Dateline

Power behind closed doors

Andrew Phillips March 2 1998
Dateline

Power behind closed doors

Andrew Phillips March 2 1998

Power behind closed doors

Andrew Phillips

Dateline

It meets in a windowless room on the third floor of an imposing stone building. Its proceedings are shrouded in secrecy. Those summoned to appear before it, on pain of severe punishment, must go alone, without lawyers or advisers. They can be quizzed for hours by tag teams of prosecutors who are allowed to ask about unsubstantiated rumors and other details that would not be permitted in a regular courtroom. Not surprisingly, the ordeal is often unnerving. Those who have been through it use words like “intimidating” and “Big Brother at its worst.”

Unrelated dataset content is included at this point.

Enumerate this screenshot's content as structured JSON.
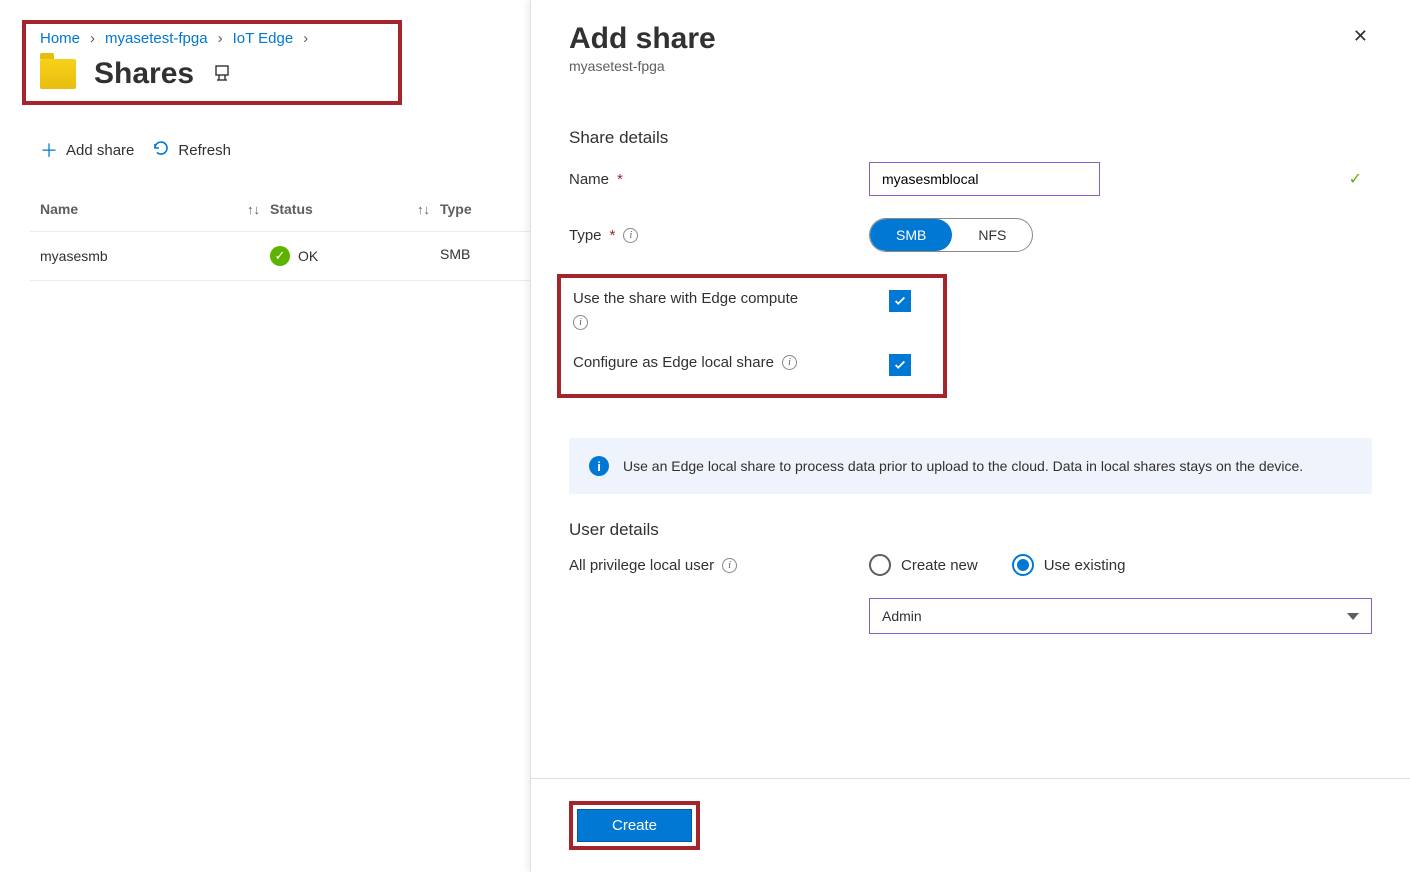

There are many things that nonAmericans find puzzling about the sex-and-lies scandal swirling around President Bill Clinton. How Americans can simultaneously tell pollsters that they believe he is being decidedly economical with the truth in describing his relationship with onetime White House intern Monica Lewinsky—and give him approval ratings that are the envy of politicians everywhere. How Americans can revere the presidency—and spend so much time tearing down everyone who holds the office. And why a country with such a fierce dedication to individual rights and more lawyers per capita than any other on Earth relies so heavily on legal tools like the one meeting on the third floor of the federal courthouse in Washington. Appearing before the grand jury convened by independent counsel Kenneth Starr to look into the Clinton-Lewinsky claims has been an unsettling experience for many. Lewinsky’s mother, Marcia Lewis, found it so hard to take that she emerged ashen faced—“emotionally overwhelmed and distraught,” in the words of her lawyer.

WASHINGTON

No wonder. Even aside from the stress of being forced to testify against her own daughter, Lewis faced something that has no equivalent in other countries with a similar legal tradition, such as Canada and Britain. In Canada, the closest parallel is a preliminary hearing, where a judge reviews the evidence that Crown prosecutors have against a person and decides whether the case should go to trial. Lawyers for both sides are present, the judge runs the show, and the rules are close to that of a trial. Not so with an American grand jury, which typically has 23 members. The prosecutor is in charge, and almost anything goes. “You can bring in anything you pick up—rumor, hearsay, the works,” says John Barrett, assistant professor of law at St. John’s University in New York City and a special prosecutor during Iran-contra, the armsfor-hostages scandal of the 1980s. Witness-

es, including those who may face charges as a result of the proceedings, cannot bring in lawyers. “The idea is to get the unmediated testimony of a witness,” says Barrett. “Lawyers, frankly, get in the way.”

True—but they also have a tendency to protect their clients’ rights. The irony is that grand juries originated in medieval England as a shield against arbitrary power; authorities had to convince a panel of local people that they really had evidence of a crime and weren’t just trumping up a charge. And during the fight for American independence, grand juries were celebrated for providing popular resistance against British rule. But the modern American grand jury is the opposite: it is the most powerful sword in a prosecutor’s legal arsenal. It can not only bring charges against a suspect, but often digs up much of the evidence against him (a job for the police in Canada). “The common wisdom in the States,” notes Kent Roach of the University of Toronto’s law school, “is that a grand jury will indict a ham sandwich if the prosecutor tells it to.” It is also, says Roach, part of a great American tradition— the prosecutor as crusading crime fighter, with one eye on his political future. Nothing could be further from the practice in Canada, where Crown prosecutors almost always remain anonymous civil servants. Americans, adds Roach, “are in some ways more robust crime fighters than we are.”

The legal power brought to bear by Starr is further increased by another controversial law—the 20year-old statute that established the position of independent counsel. It is part of the Ethics in Government Act, passed in the wake of the Watergate scandal when embattled president Richard Nixon fired Archibald Cox, the special prosecutor who was looking into the matter. The idea was to make sure that future investigations of executive wrongdoing would be free of political interference. Since then, independent counsels have conducted 18 inquiries. When ReI publican presidents were in the White House, their party railed against the independent counsel law. It gives special prosecutors virtually unlimited time and money, they complained, to pursue what amounts to an ongoing inquisition against the president and his staff. Yale University law professor Akhil Amar calls it “pin the crime on the donkey—first you pick the person, then you find a crime to stick him with.”

Now, it is Democrats who are the targets—and they do not like it any better. Starr, they say, is a die-hard Republican conducting a political witch-hunt against Clinton in the guise of a legal inquiry. His tactics, they add, are those of a bully: he intimidates witnesses; forces parents to testify against their children; leaks confidential testimony to the media; and sneakily wires friendly witnesses to gather evidence (as Lewinsky’s onetime friend, Linda Tripp, did to record her graphic tale of an alleged affair with Clinton). The truth may be less dramatic. Starr may just be making best use of the laws that give American prosecutors such extraordinary power.